→ **PROBLEM**:
Scan the entries for "icon". Every line that holds it is to be copied.

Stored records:

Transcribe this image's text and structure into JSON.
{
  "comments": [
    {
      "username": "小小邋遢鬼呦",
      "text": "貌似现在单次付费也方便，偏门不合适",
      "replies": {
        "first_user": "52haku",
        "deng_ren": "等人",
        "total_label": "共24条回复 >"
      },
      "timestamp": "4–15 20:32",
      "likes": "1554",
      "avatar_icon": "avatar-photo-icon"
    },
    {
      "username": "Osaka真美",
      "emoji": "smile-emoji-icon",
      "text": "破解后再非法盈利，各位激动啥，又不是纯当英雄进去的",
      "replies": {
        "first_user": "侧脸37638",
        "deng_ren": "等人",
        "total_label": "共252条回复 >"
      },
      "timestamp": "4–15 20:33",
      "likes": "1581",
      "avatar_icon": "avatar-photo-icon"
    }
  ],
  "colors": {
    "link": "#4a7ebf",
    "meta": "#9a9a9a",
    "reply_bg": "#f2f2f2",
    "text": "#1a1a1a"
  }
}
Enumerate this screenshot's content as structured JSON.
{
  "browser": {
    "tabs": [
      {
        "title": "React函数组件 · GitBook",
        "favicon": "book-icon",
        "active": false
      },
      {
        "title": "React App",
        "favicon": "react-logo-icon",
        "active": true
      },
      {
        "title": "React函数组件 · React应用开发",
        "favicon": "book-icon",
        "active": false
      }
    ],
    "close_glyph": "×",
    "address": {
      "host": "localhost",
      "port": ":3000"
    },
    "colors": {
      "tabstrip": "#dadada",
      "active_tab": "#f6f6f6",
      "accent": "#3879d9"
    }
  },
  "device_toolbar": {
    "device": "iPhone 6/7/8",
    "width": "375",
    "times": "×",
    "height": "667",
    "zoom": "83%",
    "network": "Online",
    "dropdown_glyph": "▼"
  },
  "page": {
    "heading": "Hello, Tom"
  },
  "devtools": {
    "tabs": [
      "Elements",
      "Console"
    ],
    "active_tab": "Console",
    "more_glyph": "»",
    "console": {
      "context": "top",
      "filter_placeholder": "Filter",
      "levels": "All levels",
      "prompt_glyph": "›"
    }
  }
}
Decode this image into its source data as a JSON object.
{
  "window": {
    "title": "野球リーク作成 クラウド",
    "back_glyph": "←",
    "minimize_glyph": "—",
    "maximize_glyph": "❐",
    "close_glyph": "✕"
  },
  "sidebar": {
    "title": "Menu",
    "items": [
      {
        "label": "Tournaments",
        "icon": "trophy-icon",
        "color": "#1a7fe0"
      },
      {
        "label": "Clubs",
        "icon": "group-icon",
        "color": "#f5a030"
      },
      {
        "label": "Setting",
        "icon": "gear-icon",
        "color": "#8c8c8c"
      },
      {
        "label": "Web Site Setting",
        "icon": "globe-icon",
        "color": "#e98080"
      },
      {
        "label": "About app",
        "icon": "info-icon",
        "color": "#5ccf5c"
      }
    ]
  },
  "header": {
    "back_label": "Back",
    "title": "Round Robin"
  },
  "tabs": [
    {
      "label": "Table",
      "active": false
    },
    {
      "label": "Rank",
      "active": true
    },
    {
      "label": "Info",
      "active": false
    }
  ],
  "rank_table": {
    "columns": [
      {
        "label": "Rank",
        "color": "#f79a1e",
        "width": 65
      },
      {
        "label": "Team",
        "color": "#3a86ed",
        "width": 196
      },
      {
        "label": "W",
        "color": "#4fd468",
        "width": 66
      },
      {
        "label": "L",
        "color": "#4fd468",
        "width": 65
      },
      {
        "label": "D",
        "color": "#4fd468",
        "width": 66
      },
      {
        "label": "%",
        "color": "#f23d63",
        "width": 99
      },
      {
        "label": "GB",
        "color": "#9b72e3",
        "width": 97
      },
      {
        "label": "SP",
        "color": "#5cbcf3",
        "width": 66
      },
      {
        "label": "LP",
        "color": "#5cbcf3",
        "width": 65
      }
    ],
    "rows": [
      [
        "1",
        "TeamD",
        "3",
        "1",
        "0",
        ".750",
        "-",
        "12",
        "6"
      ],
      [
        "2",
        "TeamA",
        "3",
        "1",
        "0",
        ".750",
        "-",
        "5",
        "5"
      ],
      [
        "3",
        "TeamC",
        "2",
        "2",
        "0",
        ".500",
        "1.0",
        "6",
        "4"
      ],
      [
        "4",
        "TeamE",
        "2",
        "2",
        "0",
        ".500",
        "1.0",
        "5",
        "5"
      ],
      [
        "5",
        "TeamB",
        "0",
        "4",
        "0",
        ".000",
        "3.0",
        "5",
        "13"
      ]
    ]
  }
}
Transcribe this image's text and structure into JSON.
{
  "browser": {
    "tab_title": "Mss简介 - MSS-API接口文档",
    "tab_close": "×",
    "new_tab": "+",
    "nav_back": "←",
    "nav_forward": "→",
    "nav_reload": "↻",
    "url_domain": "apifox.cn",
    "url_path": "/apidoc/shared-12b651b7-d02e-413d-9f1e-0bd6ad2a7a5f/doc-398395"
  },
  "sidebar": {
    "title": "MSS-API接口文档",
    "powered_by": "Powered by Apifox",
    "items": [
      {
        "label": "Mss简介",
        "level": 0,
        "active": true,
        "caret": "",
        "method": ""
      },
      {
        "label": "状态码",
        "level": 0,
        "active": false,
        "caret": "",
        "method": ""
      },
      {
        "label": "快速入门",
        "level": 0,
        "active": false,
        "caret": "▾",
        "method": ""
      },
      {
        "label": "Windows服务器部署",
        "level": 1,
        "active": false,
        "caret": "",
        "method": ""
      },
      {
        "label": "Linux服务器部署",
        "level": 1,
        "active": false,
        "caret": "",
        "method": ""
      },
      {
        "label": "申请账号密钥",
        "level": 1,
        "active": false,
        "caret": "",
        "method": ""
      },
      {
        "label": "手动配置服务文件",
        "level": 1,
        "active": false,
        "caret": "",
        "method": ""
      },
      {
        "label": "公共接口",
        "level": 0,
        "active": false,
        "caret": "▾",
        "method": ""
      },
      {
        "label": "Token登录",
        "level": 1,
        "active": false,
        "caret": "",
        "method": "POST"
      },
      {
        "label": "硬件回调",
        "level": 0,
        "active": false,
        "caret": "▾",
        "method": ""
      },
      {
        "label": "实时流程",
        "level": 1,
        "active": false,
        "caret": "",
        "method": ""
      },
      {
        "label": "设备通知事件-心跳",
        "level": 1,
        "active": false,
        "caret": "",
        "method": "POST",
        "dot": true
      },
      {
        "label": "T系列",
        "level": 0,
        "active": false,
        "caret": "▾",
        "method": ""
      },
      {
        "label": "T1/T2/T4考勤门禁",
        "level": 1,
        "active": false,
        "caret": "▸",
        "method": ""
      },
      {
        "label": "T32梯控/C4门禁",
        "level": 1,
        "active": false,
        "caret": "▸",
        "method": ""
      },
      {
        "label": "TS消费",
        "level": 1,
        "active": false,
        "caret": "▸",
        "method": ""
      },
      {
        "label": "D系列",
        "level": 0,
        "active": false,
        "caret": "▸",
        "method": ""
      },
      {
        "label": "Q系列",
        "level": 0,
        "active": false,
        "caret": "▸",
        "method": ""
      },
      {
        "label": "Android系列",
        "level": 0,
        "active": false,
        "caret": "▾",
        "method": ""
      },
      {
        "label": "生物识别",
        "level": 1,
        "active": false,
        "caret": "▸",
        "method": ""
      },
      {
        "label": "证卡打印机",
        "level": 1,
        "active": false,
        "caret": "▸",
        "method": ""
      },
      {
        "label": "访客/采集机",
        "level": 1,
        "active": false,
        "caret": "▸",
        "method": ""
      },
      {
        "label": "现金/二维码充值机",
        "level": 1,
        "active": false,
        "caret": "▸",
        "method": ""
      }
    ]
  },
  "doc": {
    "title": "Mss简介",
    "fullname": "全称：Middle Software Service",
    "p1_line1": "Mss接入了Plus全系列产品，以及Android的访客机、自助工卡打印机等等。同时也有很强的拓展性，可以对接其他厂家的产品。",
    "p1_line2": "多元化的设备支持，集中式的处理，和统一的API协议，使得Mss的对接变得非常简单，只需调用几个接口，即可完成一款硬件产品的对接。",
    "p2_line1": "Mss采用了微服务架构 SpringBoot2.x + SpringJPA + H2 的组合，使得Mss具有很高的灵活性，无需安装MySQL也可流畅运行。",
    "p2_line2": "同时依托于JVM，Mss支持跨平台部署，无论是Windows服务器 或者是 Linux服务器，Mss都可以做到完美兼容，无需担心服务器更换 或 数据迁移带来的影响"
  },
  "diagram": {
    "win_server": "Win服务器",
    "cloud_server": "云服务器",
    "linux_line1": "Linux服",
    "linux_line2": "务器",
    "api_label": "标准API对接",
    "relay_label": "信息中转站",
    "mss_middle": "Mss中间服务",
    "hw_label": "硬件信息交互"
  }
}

→ **RESPONSE AREA**:
      "avatar_icon": "avatar-photo-icon"
      "emoji": "smile-emoji-icon",
      "avatar_icon": "avatar-photo-icon"
        "favicon": "book-icon",
        "favicon": "react-logo-icon",
        "favicon": "book-icon",
        "icon": "trophy-icon",
        "icon": "group-icon",
        "icon": "gear-icon",
        "icon": "globe-icon",
        "icon": "info-icon",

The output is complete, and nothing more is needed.